EXERCISE OBJECTIVE:
This exercise asks for every record to be output again exactly.

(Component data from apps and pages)

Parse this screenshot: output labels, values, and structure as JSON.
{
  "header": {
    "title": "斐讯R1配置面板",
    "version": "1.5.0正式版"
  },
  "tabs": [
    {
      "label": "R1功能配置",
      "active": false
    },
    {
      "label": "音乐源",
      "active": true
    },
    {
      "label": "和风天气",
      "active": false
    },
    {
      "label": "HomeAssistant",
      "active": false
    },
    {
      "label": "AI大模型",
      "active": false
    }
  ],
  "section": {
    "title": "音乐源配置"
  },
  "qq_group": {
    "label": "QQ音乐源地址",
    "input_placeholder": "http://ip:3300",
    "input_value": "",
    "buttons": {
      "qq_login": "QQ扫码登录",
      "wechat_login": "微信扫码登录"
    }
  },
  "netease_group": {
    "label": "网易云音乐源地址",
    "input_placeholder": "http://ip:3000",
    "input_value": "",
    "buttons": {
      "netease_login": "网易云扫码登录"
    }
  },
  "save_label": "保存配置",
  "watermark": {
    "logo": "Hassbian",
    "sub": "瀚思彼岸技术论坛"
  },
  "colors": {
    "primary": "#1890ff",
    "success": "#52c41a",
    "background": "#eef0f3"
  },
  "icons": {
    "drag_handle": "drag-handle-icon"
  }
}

EXERCISE SOLUTION:
Parse this screenshot: output labels, values, and structure as JSON.
{
  "header": {
    "title": "斐讯R1配置面板",
    "version": "1.5.0正式版"
  },
  "tabs": [
    {
      "label": "R1功能配置",
      "active": false
    },
    {
      "label": "音乐源",
      "active": true
    },
    {
      "label": "和风天气",
      "active": false
    },
    {
      "label": "HomeAssistant",
      "active": false
    },
    {
      "label": "AI大模型",
      "active": false
    }
  ],
  "section": {
    "title": "音乐源配置"
  },
  "qq_group": {
    "label": "QQ音乐源地址",
    "input_placeholder": "http://ip:3300",
    "input_value": "",
    "buttons": {
      "qq_login": "QQ扫码登录",
      "wechat_login": "微信扫码登录"
    }
  },
  "netease_group": {
    "label": "网易云音乐源地址",
    "input_placeholder": "http://ip:3000",
    "input_value": "",
    "buttons": {
      "netease_login": "网易云扫码登录"
    }
  },
  "save_label": "保存配置",
  "watermark": {
    "logo": "Hassbian",
    "sub": "瀚思彼岸技术论坛"
  },
  "colors": {
    "primary": "#1890ff",
    "success": "#52c41a",
    "background": "#eef0f3"
  },
  "icons": {
    "drag_handle": "drag-handle-icon"
  }
}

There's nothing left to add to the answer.